“Right-size government” has been a common refrain at the Oklahoma Capitol for almost a decade.
But never has the call for consolidation, efficiencies and downsizing been as loud as in recent years with the Republicans soundly in control of state government.
“Over the years the politicians in Oklahoma built a perfect monster,” says Rep. Jason Murphey, R-Guthrie, who leads the House government modernization committee. “It was built, I believe, on patronage, pork and government politics, where jobs were created to reward friends and supporters. Whole agencies even were created just to give important jobs to people.”
Yet data obtained by The Oklahoman shows that during the past two decades, while the state's population has grown by nearly 20 percent, the size of Oklahoma government has declined by 4,600 full-time equivalent positions, or 11 percent.
Studies show the size of Oklahoma's state government still is comparatively larger than most surrounding states.
There are more than 36,000 full-time equivalent employees in about 500 state agencies, boards and commissions.
“The big buzzword when people get elected is smaller government,” said Sterling Zearley, executive director of the Oklahoma Public Employees Association. “What many people don't realize is state employees are responsible for water quality, food quality, protecting our children, veterans and keeping people incarcerated.”
Zearley said he is all for efficiency and better use of taxpayer dollars, but that at the current staffing levels in some state agencies, particularly the state Corrections Department and the Department of Human Services, there is a danger of failing to meet critical services.
“We've really cut in some areas that we need to take another look at,” Zearley said.
Budget cuts and consolidations
The size of state government in Oklahoma has fluctuated through the years with the economy but is smaller than it once was.
It reached a peak of almost 41,000 employees in 1992.
And after two recessions and a recovery, today Oklahoma has the same number of employees in state agencies as in the 1980s.
An average of 36,400 full-time equivalent (FTE) employees worked for the state in 2011, not including common education and higher education employees. It's a drop of about 4,600 employees.
“That's a lot of money we're saving by not having that many people,” Sen. Clark Jolley, R-Edmond, said. “When people say we're growing government in Oklahoma, they're not looking at reality. The reality is we've cut our budget, we're streamlining and our total FTE is down.”
Jolley, who has carried a number of bills consolidating state agencies and has plans for more this year, said part of that decline was out of the necessity of budget cuts, and another part was an effort to better use taxpayer money through consolidations and reductions.
Last session, Jolley and Murphey played a part in eliminating all or parts of six small- to medium-size state agencies.
And in the next seven to nine years, about 130 state agencies will surrender their information technology departments to a central agency handling IT for the entire state.
How others fare
Of the six states contiguous to Oklahoma, the Sooner State has the third-largest government compared to both state population and private sector employment, according to data from the Center for Economic and Management Research at the University of Oklahoma.

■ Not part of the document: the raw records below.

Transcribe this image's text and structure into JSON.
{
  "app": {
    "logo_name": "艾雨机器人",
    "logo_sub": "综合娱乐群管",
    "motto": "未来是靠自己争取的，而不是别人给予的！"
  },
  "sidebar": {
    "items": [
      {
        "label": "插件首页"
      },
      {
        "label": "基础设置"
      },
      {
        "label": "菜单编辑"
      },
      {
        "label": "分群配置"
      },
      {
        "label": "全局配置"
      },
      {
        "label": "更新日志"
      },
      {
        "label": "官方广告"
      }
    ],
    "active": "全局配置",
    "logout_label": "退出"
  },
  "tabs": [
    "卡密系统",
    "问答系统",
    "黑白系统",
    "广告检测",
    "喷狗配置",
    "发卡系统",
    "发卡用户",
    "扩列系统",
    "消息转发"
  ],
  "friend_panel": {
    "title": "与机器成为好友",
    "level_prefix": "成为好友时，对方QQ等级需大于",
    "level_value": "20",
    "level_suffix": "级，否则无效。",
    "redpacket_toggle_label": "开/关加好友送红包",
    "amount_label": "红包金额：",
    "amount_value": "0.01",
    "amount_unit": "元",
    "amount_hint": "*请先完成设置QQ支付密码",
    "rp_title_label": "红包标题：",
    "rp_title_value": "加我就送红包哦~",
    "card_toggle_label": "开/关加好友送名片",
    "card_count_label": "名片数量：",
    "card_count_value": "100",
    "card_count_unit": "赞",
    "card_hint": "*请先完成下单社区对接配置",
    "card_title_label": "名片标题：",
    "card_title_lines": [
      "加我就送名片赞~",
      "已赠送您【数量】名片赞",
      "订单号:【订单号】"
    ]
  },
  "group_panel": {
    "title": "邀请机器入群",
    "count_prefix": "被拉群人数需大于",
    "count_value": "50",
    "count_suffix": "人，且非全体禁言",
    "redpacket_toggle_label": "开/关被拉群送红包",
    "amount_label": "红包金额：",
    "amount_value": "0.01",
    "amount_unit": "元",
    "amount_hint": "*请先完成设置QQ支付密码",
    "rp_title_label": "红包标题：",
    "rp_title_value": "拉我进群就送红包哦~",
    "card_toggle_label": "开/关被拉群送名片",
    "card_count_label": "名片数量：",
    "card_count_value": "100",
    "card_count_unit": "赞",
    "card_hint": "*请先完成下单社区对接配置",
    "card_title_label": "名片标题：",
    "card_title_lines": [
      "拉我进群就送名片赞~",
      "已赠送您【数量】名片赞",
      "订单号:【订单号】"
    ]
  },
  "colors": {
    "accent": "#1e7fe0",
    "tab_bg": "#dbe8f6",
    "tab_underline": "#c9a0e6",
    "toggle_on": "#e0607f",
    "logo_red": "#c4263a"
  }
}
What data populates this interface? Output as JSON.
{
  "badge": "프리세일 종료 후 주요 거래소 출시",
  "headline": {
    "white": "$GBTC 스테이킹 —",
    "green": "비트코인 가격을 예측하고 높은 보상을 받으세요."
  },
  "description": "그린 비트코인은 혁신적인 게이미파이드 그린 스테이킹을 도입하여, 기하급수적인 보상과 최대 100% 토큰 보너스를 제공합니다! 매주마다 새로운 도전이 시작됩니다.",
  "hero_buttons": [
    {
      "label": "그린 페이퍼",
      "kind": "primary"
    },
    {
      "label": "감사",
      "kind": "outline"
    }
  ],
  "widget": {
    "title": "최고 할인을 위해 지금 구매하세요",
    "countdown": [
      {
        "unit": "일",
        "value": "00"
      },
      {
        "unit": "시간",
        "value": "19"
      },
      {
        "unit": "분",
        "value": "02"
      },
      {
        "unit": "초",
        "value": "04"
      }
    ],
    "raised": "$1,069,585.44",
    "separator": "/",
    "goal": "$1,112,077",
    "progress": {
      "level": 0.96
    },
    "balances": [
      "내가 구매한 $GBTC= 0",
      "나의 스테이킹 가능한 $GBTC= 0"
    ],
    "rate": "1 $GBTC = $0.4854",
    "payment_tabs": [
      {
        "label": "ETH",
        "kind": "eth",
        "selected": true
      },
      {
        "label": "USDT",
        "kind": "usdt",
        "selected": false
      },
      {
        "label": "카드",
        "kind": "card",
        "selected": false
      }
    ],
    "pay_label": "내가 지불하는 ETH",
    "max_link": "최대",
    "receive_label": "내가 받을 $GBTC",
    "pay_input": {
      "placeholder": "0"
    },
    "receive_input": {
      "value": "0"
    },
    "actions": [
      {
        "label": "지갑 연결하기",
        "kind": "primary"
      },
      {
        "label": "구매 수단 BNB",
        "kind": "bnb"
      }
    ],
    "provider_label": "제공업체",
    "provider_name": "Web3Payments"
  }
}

A higher percentage of Oklahoma's overall workforce is employed by state government than in Texas, Kansas, Colorado and Missouri. Both New Mexico and Arkansas have a higher percentage of the workforce working for state government than Oklahoma.
But the data shows a steady decline in the size of Oklahoma's government since 1990.